WORKING DATA:
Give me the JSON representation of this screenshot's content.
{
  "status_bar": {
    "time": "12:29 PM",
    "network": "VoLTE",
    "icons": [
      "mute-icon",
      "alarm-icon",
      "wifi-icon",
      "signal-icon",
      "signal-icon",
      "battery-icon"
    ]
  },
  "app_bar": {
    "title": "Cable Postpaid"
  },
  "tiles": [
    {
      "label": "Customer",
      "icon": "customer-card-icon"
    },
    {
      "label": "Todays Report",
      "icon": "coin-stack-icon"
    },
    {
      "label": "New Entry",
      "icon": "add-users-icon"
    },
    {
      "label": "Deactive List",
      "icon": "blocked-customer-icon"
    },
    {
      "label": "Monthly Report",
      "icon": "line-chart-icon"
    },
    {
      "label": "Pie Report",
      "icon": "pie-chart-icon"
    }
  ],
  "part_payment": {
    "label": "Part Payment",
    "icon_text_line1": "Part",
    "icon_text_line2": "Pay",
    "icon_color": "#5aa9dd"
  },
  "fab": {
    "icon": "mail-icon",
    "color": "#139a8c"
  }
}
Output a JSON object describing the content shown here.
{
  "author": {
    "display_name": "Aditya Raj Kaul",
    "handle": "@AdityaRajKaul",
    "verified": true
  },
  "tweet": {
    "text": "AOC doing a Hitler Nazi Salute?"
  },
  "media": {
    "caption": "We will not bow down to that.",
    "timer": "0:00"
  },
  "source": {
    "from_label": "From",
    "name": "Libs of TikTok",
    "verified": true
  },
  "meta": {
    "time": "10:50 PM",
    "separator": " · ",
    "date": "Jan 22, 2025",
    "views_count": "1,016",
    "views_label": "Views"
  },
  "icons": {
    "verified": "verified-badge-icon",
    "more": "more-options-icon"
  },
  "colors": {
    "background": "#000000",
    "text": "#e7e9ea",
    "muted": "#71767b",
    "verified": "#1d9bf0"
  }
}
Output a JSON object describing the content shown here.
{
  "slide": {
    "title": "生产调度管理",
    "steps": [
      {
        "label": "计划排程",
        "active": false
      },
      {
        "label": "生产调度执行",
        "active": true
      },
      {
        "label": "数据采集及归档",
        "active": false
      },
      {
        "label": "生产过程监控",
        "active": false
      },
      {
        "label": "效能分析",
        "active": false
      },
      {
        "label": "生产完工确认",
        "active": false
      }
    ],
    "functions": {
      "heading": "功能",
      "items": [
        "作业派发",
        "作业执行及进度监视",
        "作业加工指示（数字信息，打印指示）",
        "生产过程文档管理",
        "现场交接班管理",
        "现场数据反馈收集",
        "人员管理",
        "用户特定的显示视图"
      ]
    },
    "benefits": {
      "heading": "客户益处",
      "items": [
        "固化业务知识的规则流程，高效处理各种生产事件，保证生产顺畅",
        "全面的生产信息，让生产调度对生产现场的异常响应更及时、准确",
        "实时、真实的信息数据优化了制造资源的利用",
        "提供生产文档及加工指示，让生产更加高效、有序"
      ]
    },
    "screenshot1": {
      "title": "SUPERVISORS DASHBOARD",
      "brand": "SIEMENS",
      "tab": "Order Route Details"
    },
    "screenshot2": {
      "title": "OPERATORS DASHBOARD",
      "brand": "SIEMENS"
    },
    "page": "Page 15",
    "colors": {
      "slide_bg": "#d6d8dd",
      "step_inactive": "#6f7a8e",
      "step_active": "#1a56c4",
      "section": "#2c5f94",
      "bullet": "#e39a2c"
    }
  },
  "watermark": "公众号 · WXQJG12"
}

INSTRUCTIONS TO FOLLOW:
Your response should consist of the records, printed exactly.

ANSWER AREA:
Give me the JSON representation of this screenshot's content.
{
  "status_bar": {
    "time": "12:29 PM",
    "network": "VoLTE",
    "icons": [
      "mute-icon",
      "alarm-icon",
      "wifi-icon",
      "signal-icon",
      "signal-icon",
      "battery-icon"
    ]
  },
  "app_bar": {
    "title": "Cable Postpaid"
  },
  "tiles": [
    {
      "label": "Customer",
      "icon": "customer-card-icon"
    },
    {
      "label": "Todays Report",
      "icon": "coin-stack-icon"
    },
    {
      "label": "New Entry",
      "icon": "add-users-icon"
    },
    {
      "label": "Deactive List",
      "icon": "blocked-customer-icon"
    },
    {
      "label": "Monthly Report",
      "icon": "line-chart-icon"
    },
    {
      "label": "Pie Report",
      "icon": "pie-chart-icon"
    }
  ],
  "part_payment": {
    "label": "Part Payment",
    "icon_text_line1": "Part",
    "icon_text_line2": "Pay",
    "icon_color": "#5aa9dd"
  },
  "fab": {
    "icon": "mail-icon",
    "color": "#139a8c"
  }
}
Output a JSON object describing the content shown here.
{
  "author": {
    "display_name": "Aditya Raj Kaul",
    "handle": "@AdityaRajKaul",
    "verified": true
  },
  "tweet": {
    "text": "AOC doing a Hitler Nazi Salute?"
  },
  "media": {
    "caption": "We will not bow down to that.",
    "timer": "0:00"
  },
  "source": {
    "from_label": "From",
    "name": "Libs of TikTok",
    "verified": true
  },
  "meta": {
    "time": "10:50 PM",
    "separator": " · ",
    "date": "Jan 22, 2025",
    "views_count": "1,016",
    "views_label": "Views"
  },
  "icons": {
    "verified": "verified-badge-icon",
    "more": "more-options-icon"
  },
  "colors": {
    "background": "#000000",
    "text": "#e7e9ea",
    "muted": "#71767b",
    "verified": "#1d9bf0"
  }
}
Output a JSON object describing the content shown here.
{
  "slide": {
    "title": "生产调度管理",
    "steps": [
      {
        "label": "计划排程",
        "active": false
      },
      {
        "label": "生产调度执行",
        "active": true
      },
      {
        "label": "数据采集及归档",
        "active": false
      },
      {
        "label": "生产过程监控",
        "active": false
      },
      {
        "label": "效能分析",
        "active": false
      },
      {
        "label": "生产完工确认",
        "active": false
      }
    ],
    "functions": {
      "heading": "功能",
      "items": [
        "作业派发",
        "作业执行及进度监视",
        "作业加工指示（数字信息，打印指示）",
        "生产过程文档管理",
        "现场交接班管理",
        "现场数据反馈收集",
        "人员管理",
        "用户特定的显示视图"
      ]
    },
    "benefits": {
      "heading": "客户益处",
      "items": [
        "固化业务知识的规则流程，高效处理各种生产事件，保证生产顺畅",
        "全面的生产信息，让生产调度对生产现场的异常响应更及时、准确",
        "实时、真实的信息数据优化了制造资源的利用",
        "提供生产文档及加工指示，让生产更加高效、有序"
      ]
    },
    "screenshot1": {
      "title": "SUPERVISORS DASHBOARD",
      "brand": "SIEMENS",
      "tab": "Order Route Details"
    },
    "screenshot2": {
      "title": "OPERATORS DASHBOARD",
      "brand": "SIEMENS"
    },
    "page": "Page 15",
    "colors": {
      "slide_bg": "#d6d8dd",
      "step_inactive": "#6f7a8e",
      "step_active": "#1a56c4",
      "section": "#2c5f94",
      "bullet": "#e39a2c"
    }
  },
  "watermark": "公众号 · WXQJG12"
}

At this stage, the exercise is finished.